New York appellate court overrides earlier, more limited injunction
A unanimous five-judge panel of the New York Appellate Division, a court sitting in Manhattan, issued a ruling on July 8 ordering that the Wall Street Sauna be closed down for violation of a provision of the New York State Sanitary Code, which prohibits operating a facility where various sexual activities take place.
The court’s opinion was published in the New York Law Journal on July 12.
The decision reversed a ruling from February 23 by Acting Supreme Court Justice Louis B. York, who had responded to a pre-trial motion by the city’s Department of Health and Mental Hygiene by issuing a preliminary injunction against sexual activity on the premises. The owner of Wall Street Sauna had assured York that a new manager would be cracking down on improper activity, and on that basis York decided not to order the establishment closed and limited the scope of his preliminary injunction.
But city inspectors came in with new evidence about continuing violations of the Sanitary Code, so York issued a new order on May 26, closing down the upper floor of the Sauna, where the activity was said to be taking place.
The Appellate Division panel decided that the continuing problem showed that the management’s promises were not credible.
“The record of proceedings on the original motion establish to our satisfaction that high-risk conduct was so pervasive at this establishment that the new management’s promises cannot be deemed a sufficient safeguard against their continuation,” the panel wrote in a joint opinion. “We note that the court’s limitation of the closing directive in its subsequent order to only a portion of the premises would probably cause the high-risk conduct to migrate to the portion of the premises permitted to remain open, especially in view of the demonstrated unreliability of WSS’s prior representations.”
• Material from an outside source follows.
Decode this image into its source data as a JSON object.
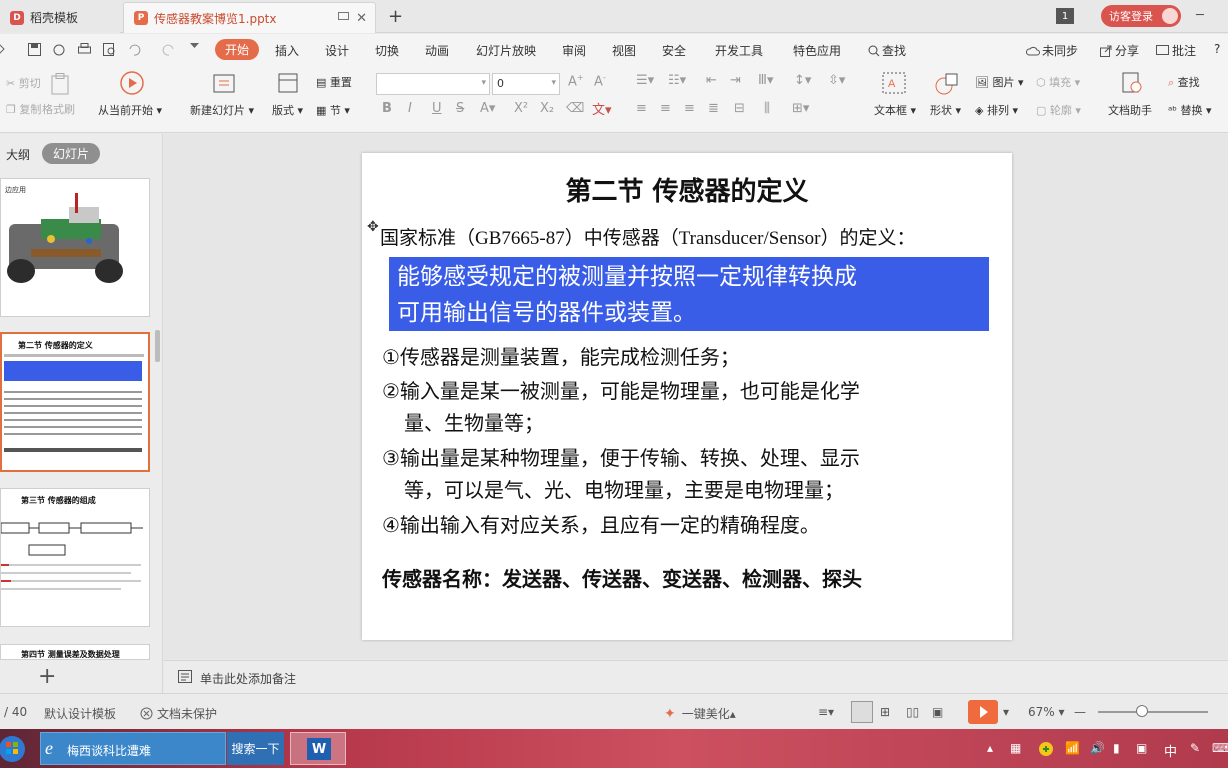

The provision of state law that the court relied on to order closure of the Sauna is Section 24-2.2 of the state’s Sanitary Code, which provides, “No establishment shall make facilities available for the purpose of sexual activities where anal intercourse, vaginal intercourse, or fellatio take place. Such facilities shall constitute a threat to the public health.”
This regulation was adopted ten years ago over the opposition of some AIDS activists, who protested the failure of the state Department of Health to distinguish between the risks involved in oral sex and those involved in anal or vaginal sex, as well as the failure to take account of the ability to lower risk through the use of barrier contraceptives such as condoms. Although the law has been in effect for ten years, its enforcement against gay bathhouses has been sporadic. Most of the enforcement activity against gay sex venues by the Giuliani and Bloomberg administrations has been instituted under an adult uses zoning provision whose primary motivation was to drastically decrease the number of sex shops in the city.